May 4, 1999. The images were part of a planned effort to search for and study local convection.

What is remarkable about the Jovian MCCs, says Gierasch, is that they have the same physics as thunderstorm clusters on Earth, but the heat source to generate these events is completely different. Generally, thunderstorms on Earth are small cells of cumulonimbus clouds, singular in nature, and caused by summertime heat from the sun. An MCC, or cluster of many cells of thunderstorms of the type that commonly strikes the midwestern United States, also is formed by intense summertime heat.

The difference between the formation of an MCC and that of a hurricane or cyclone is where the system gets its fuel. Hurricanes and cyclones on Earth are fueled by the warm ocean. MCCs develop because of atmospheric instability. Where it is warm near the Earth's surface in the summer and cooler aloft, condensation rises and forms many cells of intense thunder clouds over a vast area. These summertime giants can last for hours, even days, and dump unusually large amounts of rain. On Jupiter, they can also last from about 12 hours to several Earth days, producing huge quantities of rain.

Jupiter, the largest planet in the solar system, is about 480 million miles from the sun, compared with Earth's distance of 93 million miles. The giant planet generally is thought to have been developed some 5 billion years ago, and it is perpetually shrouded by swirling clouds of water and ammonia ice. But because of the heat reservoir of highly compressed hydrogen in the planet's center, this gaseous giant emits nearly 70 percent more heat than it absorbs from the sun. This is what leads these astronomers to suggest that the source of the stormy turbulence on Jupiter seems to be the planet itself.

Gierasch explains that, interestingly, the physical attributes of Jupiter's vast thunderstorms are the same as those on Earth, except Earth's storms develop because of the sun's heat and Jupiter's storms develop from its own internal heat source. Jupiter's core still retains heat from the planet's original formation by collapse and compression. "It is in the process of cooling, and it will likely continue to cool for at least another five billion years," Gierasch says.

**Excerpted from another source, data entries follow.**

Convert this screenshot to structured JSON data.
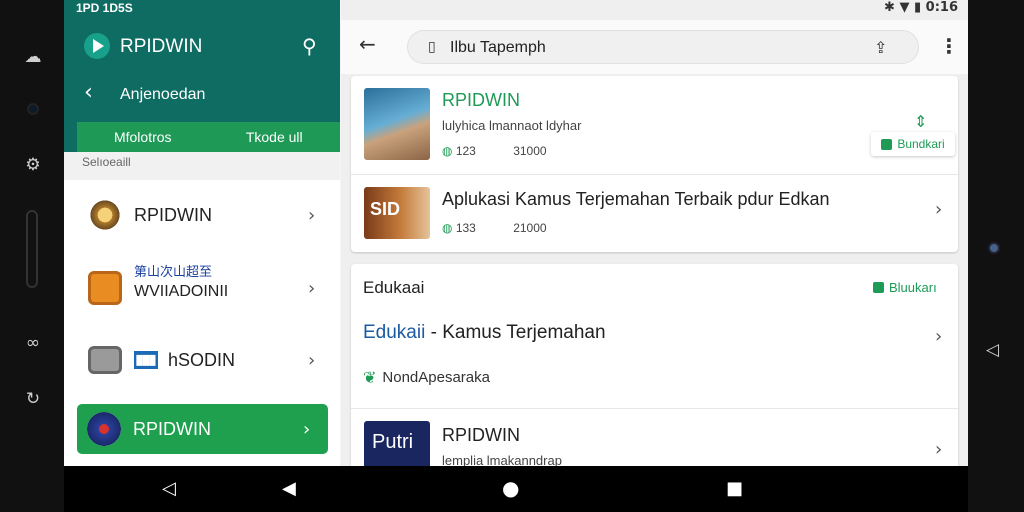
{
  "status_bar": {
    "left_text": "1PD 1D5S",
    "time": "0:16",
    "icons": [
      "bluetooth-icon",
      "wifi-icon",
      "battery-icon"
    ]
  },
  "left_panel": {
    "app_title": "RPIDWIN",
    "subtitle": "Anjenoedan",
    "tabs": [
      {
        "label": "Mfolotros"
      },
      {
        "label": "Tkode ull"
      }
    ],
    "section_label": "Selıoeaill",
    "items": [
      {
        "name": "RPIDWIN",
        "icon": "badge-icon"
      },
      {
        "name": "WVIIADOINII",
        "prefix": "第山次山超至",
        "icon": "robot-icon"
      },
      {
        "name": "hSODIN",
        "prefix_badge": "███",
        "icon": "printer-icon"
      },
      {
        "name": "RPIDWIN",
        "icon": "globe-icon",
        "active": true
      }
    ]
  },
  "right_panel": {
    "url": "Ilbu Tapemph",
    "card1": {
      "apps": [
        {
          "title": "RPIDWIN",
          "meta": "lulyhica lmannaot ldyhar",
          "stat1": "123",
          "stat2": "31000",
          "button": "Bundkari"
        },
        {
          "title": "Aplukasi Kamus Terjemahan Terbaik pdur Edkan",
          "thumb_label": "SID",
          "stat1": "133",
          "stat2": "21000"
        }
      ]
    },
    "card2": {
      "section_title": "Edukaai",
      "button": "Bluukarı",
      "link_prefix": "Edukaii",
      "link_rest": " - Kamus Terjemahan",
      "tag": "NondApesaraka",
      "app": {
        "title": "RPIDWIN",
        "thumb_label": "Putri",
        "meta": "lemplia lmakanndrap"
      }
    }
  },
  "colors": {
    "header_green": "#0e6c62",
    "accent_green": "#1e9a56"
  }
}
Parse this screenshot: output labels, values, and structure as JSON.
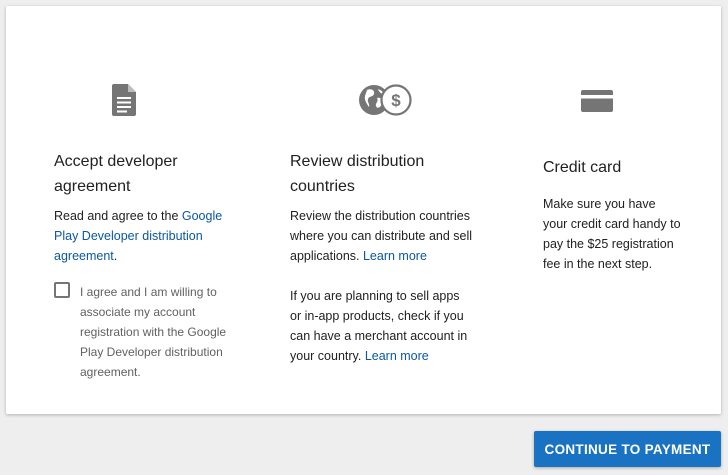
{
  "sections": [
    {
      "icon": "document-icon",
      "title": "Accept developer agreement",
      "body_prefix": "Read and agree to the ",
      "body_link": "Google Play Developer distribution agreement",
      "body_suffix": ".",
      "checkbox_checked": false,
      "checkbox_label": "I agree and I am willing to associate my account registration with the Google Play Developer distribution agreement."
    },
    {
      "icon": "globe-dollar-icon",
      "title": "Review distribution countries",
      "body1_text": "Review the distribution countries where you can distribute and sell applications. ",
      "body1_link": "Learn more",
      "body2_text": "If you are planning to sell apps or in-app products, check if you can have a merchant account in your country. ",
      "body2_link": "Learn more"
    },
    {
      "icon": "credit-card-icon",
      "title": "Credit card",
      "body": "Make sure you have your credit card handy to pay the $25 registration fee in the next step."
    }
  ],
  "continue_button": "CONTINUE TO PAYMENT",
  "colors": {
    "accent": "#1a73c2",
    "link": "#0b57a3",
    "icon": "#757575"
  }
}
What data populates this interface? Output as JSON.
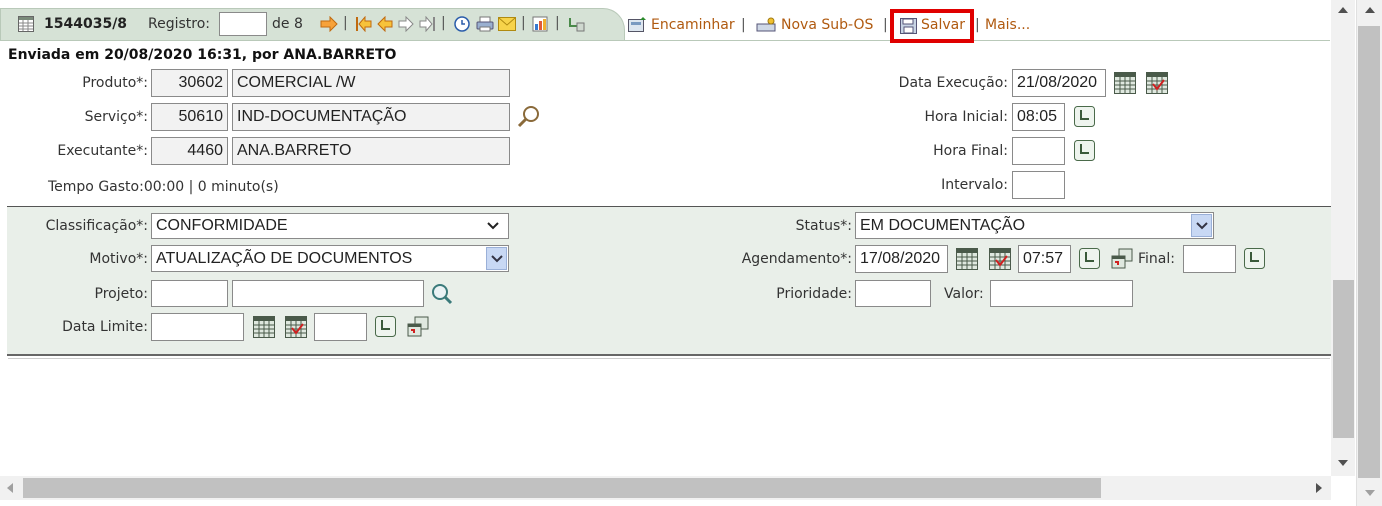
{
  "toolbar": {
    "record_id": "1544035/8",
    "registro_label": "Registro:",
    "registro_value": "",
    "of_total": "de 8",
    "encaminhar_label": "Encaminhar",
    "nova_subos_label": "Nova Sub-OS",
    "salvar_label": "Salvar",
    "mais_label": "Mais...",
    "separator": "|"
  },
  "header": {
    "sent_info": "Enviada em 20/08/2020 16:31, por ANA.BARRETO"
  },
  "top_form": {
    "produto_label": "Produto*:",
    "produto_code": "30602",
    "produto_name": "COMERCIAL /W",
    "servico_label": "Serviço*:",
    "servico_code": "50610",
    "servico_name": "IND-DOCUMENTAÇÃO",
    "executante_label": "Executante*:",
    "executante_code": "4460",
    "executante_name": "ANA.BARRETO",
    "tempo_gasto": "Tempo Gasto:00:00 | 0 minuto(s)",
    "data_execucao_label": "Data Execução:",
    "data_execucao_value": "21/08/2020",
    "hora_inicial_label": "Hora Inicial:",
    "hora_inicial_value": "08:05",
    "hora_final_label": "Hora Final:",
    "hora_final_value": "",
    "intervalo_label": "Intervalo:",
    "intervalo_value": ""
  },
  "detail_form": {
    "classificacao_label": "Classificação*:",
    "classificacao_value": "CONFORMIDADE",
    "motivo_label": "Motivo*:",
    "motivo_value": "ATUALIZAÇÃO DE DOCUMENTOS",
    "projeto_label": "Projeto:",
    "projeto_code": "",
    "projeto_name": "",
    "data_limite_label": "Data Limite:",
    "data_limite_value": "",
    "data_limite_hora": "",
    "status_label": "Status*:",
    "status_value": "EM DOCUMENTAÇÃO",
    "agendamento_label": "Agendamento*:",
    "agendamento_date": "17/08/2020",
    "agendamento_time": "07:57",
    "final_label": "Final:",
    "final_value": "",
    "prioridade_label": "Prioridade:",
    "prioridade_value": "",
    "valor_label": "Valor:",
    "valor_value": ""
  },
  "colors": {
    "panel_bg": "#e9efe9",
    "tab_bg": "#d6e2d6",
    "link_orange": "#b05a10",
    "highlight_red": "#e00000"
  }
}
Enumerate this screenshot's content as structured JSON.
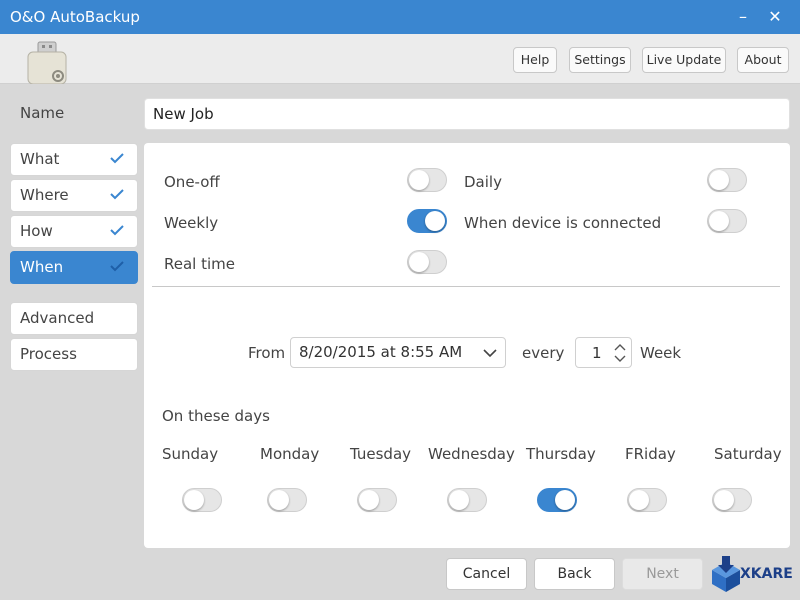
{
  "window": {
    "title": "O&O AutoBackup",
    "minimize_label": "–",
    "close_label": "✕"
  },
  "header": {
    "buttons": [
      {
        "label": "Help"
      },
      {
        "label": "Settings"
      },
      {
        "label": "Live Update"
      },
      {
        "label": "About"
      }
    ]
  },
  "name_field": {
    "label": "Name",
    "value": "New Job"
  },
  "nav": {
    "items": [
      {
        "label": "What",
        "checked": true
      },
      {
        "label": "Where",
        "checked": true
      },
      {
        "label": "How",
        "checked": true
      },
      {
        "label": "When",
        "checked": true,
        "active": true
      },
      {
        "label": "Advanced"
      },
      {
        "label": "Process"
      }
    ]
  },
  "when": {
    "options": [
      {
        "label": "One-off",
        "on": false
      },
      {
        "label": "Daily",
        "on": false
      },
      {
        "label": "Weekly",
        "on": true
      },
      {
        "label": "When device is connected",
        "on": false
      },
      {
        "label": "Real time",
        "on": false
      }
    ],
    "from_label": "From",
    "from_value": "8/20/2015 at 8:55 AM",
    "every_label": "every",
    "every_value": "1",
    "unit_label": "Week",
    "days_title": "On these days",
    "days": [
      {
        "label": "Sunday",
        "on": false
      },
      {
        "label": "Monday",
        "on": false
      },
      {
        "label": "Tuesday",
        "on": false
      },
      {
        "label": "Wednesday",
        "on": false
      },
      {
        "label": "Thursday",
        "on": true
      },
      {
        "label": "FRiday",
        "on": false
      },
      {
        "label": "Saturday",
        "on": false
      }
    ]
  },
  "footer": {
    "cancel_label": "Cancel",
    "back_label": "Back",
    "next_label": "Next",
    "watermark_text": "XKARE"
  },
  "colors": {
    "accent": "#3a86d0"
  }
}
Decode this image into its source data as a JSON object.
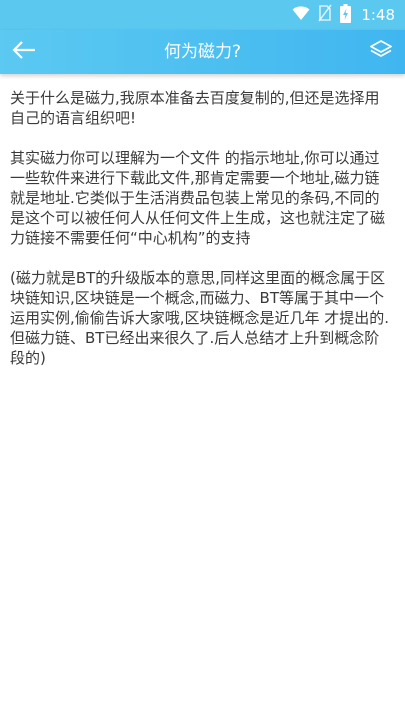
{
  "status_bar": {
    "time": "1:48",
    "icons": [
      "wifi-icon",
      "no-sim-icon",
      "battery-charging-icon"
    ],
    "background_color": "#5bc8f0"
  },
  "app_bar": {
    "title": "何为磁力?",
    "back_icon": "arrow-left-icon",
    "right_icon": "layers-icon",
    "gradient_colors": [
      "#5bc9f1",
      "#40b6f0"
    ]
  },
  "article": {
    "paragraphs": [
      "关于什么是磁力,我原本准备去百度复制的,但还是选择用自己的语言组织吧!",
      "其实磁力你可以理解为一个文件 的指示地址,你可以通过一些软件来进行下载此文件,那肯定需要一个地址,磁力链就是地址.它类似于生活消费品包装上常见的条码,不同的是这个可以被任何人从任何文件上生成，这也就注定了磁力链接不需要任何“中心机构”的支持",
      "(磁力就是BT的升级版本的意思,同样这里面的概念属于区块链知识,区块链是一个概念,而磁力、BT等属于其中一个运用实例,偷偷告诉大家哦,区块链概念是近几年 才提出的.但磁力链、BT已经出来很久了.后人总结才上升到概念阶段的)"
    ]
  }
}
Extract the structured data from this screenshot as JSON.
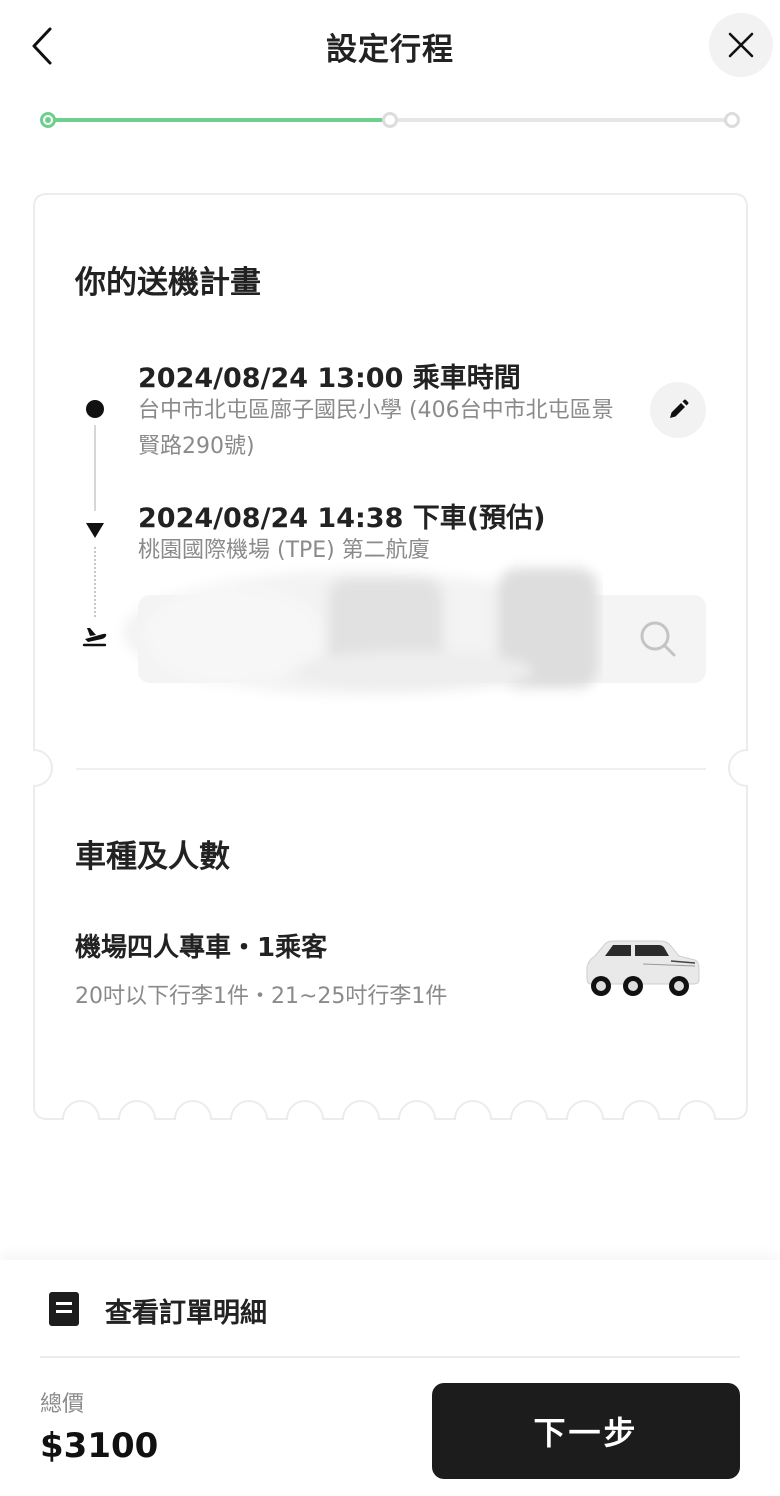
{
  "header": {
    "title": "設定行程",
    "back_icon": "chevron-left-icon",
    "close_icon": "close-icon"
  },
  "progress": {
    "current_step": 2,
    "total_steps": 3,
    "fill_fraction": 0.5
  },
  "plan": {
    "title": "你的送機計畫",
    "pickup": {
      "time_label": "2024/08/24 13:00 乘車時間",
      "address": "台中市北屯區廍子國民小學 (406台中市北屯區景賢路290號)"
    },
    "dropoff": {
      "time_label": "2024/08/24 14:38 下車(預估)",
      "address": "桃園國際機場 (TPE) 第二航廈"
    },
    "flight_input": {
      "value": "",
      "icon": "search-icon"
    },
    "edit_icon": "pencil-icon"
  },
  "vehicle": {
    "title": "車種及人數",
    "name": "機場四人專車・1乘客",
    "luggage": "20吋以下行李1件・21~25吋行李1件"
  },
  "bottom": {
    "detail_label": "查看訂單明細",
    "total_label": "總價",
    "total_price": "$3100",
    "next_label": "下一步"
  },
  "colors": {
    "accent": "#6fcf8f",
    "primary_button": "#1c1c1c",
    "muted_text": "#8a8a8a"
  }
}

An almost-continuous cycle drives the Jovian weather, he explains. The storms develop, drop precipitation, the precipitation evaporates prior to reaching Jupiter's core heat-source and the condensation rises again. Galileo's instruments are not able to detect lightning on the planet's sunlit side. But once the storm crosses into the dark side, astronomers are able to see the lightning and confirm the existence of MCCs.

One part of these Jovian storm systems that dwarfs anything on Earth, says Gierasch, are the lightning bolts. According to research published by his colleagues, Andrew. P Ingersoll of the California Institute of Technology (Caltech), Pasadena, Calif., and Blaine Little of ITRES Research, Calgary, Canada, in the planetary science journal Icarus (December 1999), the lighting bolts are as many as several times the size of the largest terrestrial bolts. With lightning strikes much larger than those found on Earth, "I wouldn't want to fly through that storm," says Gierasch.

Other authors on the Nature letter, "Observation of moist convection in Jupiter's atmosphere," in addition to Gierasch and Ingersoll, are Shawn P. Ewald of Caltech; Donald Banfield, Paul Helfenstein and Amy Simon-Miller of Cornell; Ashwin Vasavada of the University of California, Los Angeles; and Herbert H. Breneman and David A. Senske of JPL.